The title of Lincoln’s narrative history on its brand new MCHP website is “That Pioneer Spirit.” It’s a fitting testimony–not only to the town’s proud and persevering history, but to the Lincoln team’s penchant for breaking new ground.
Last fall, Lincoln was the first of the eight MCHP teams to hold its community conversation event to announce the project. Some of the methods employed at the event–feedback-generating posters, for example–were quickly adopted by other teams that followed Lincoln’s lead. The event also drew the largest crowd of the eight events with roughly 100 people in attendance.
Last night, Lincoln remained true to form by hosting the first of eight final celebrations and website unveilings. And they set the bar even higher for attendance–approximately 200 people made the cavernous Mattanawcook Junior High School gym seem downright cozy. (That’s about 4 percent of the town’s entire population, by the way.)
A variety of speakers opened the evening. These included MJHS Assistant Principal Anita McCafferty; teacher and MCHP team leader Heidi Harris; Lincoln Historical past and current presidents, Jeannette King and Bonnie Gray, respectively; and five students representing the nearly 180 who participated in some way in the project (a ground-breaking feat in and of itself). The speakers were followed by an unveiling of the website, and an opportunity for audience members to view portions of it from several tables of laptops. A celebratory cake and teeming bowls of fruit salad (well-received on this hot and humid evening) topped off the festivities.
There were several extra-special moments in a night full of highlights:
- Jeannette King–who just stepped down after 15 years as Historical Society president–gave a moving speech that included a tribute to her husband, George King, and her appreciation of the young people in the audience who will be the keepers of Lincoln’s history in the years to come.
While she drew a sigh of relief at having completed MCHP, Jeannette reveled in the opportunities she had to work with students and how many of them have come to think of differently about their town and its treasures.
- Bonnie Gray made elegant remarks about how, while she’s always appreciated history, she now has a new-found love for Lincoln’s unique place in it because of this program.
- The five students who spoke about the process and the products they created were eloquent, heartfelt, and, full of charm. A recurring theme was their surprise and delight at things they never knew existed in Lincoln, such as a ferry that relied on passenger power (via a pulley system) to move across the water.
- The expressions of delight and awe when Heidi demonstrated Maine Memory Network’s “zoom” feature on a couple of choice images.

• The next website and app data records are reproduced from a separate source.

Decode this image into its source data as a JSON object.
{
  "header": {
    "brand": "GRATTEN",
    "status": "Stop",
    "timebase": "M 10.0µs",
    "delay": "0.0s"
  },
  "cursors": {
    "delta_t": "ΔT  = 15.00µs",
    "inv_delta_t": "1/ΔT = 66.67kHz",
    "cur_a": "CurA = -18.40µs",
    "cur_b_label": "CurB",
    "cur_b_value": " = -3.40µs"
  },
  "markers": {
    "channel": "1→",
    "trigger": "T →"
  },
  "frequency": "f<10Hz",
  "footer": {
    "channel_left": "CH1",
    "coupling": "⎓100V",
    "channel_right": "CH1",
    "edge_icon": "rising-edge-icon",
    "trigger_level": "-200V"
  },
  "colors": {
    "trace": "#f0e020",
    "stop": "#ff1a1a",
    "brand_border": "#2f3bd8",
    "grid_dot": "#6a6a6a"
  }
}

- A Senatorial Sentiment presented to the students by State Senator Elizabeth M. Schneider for their hard work digitizing 150 historic items and presenting them in context on the website. The Sentiment reads, in part, “May they be honored and remembered for this valuable community contribution and for making the project a success.”
All in all, a banner evening for a hard-working, lead-the-way team. May they continue to break new ground–digitally, historically, communally–for years to come.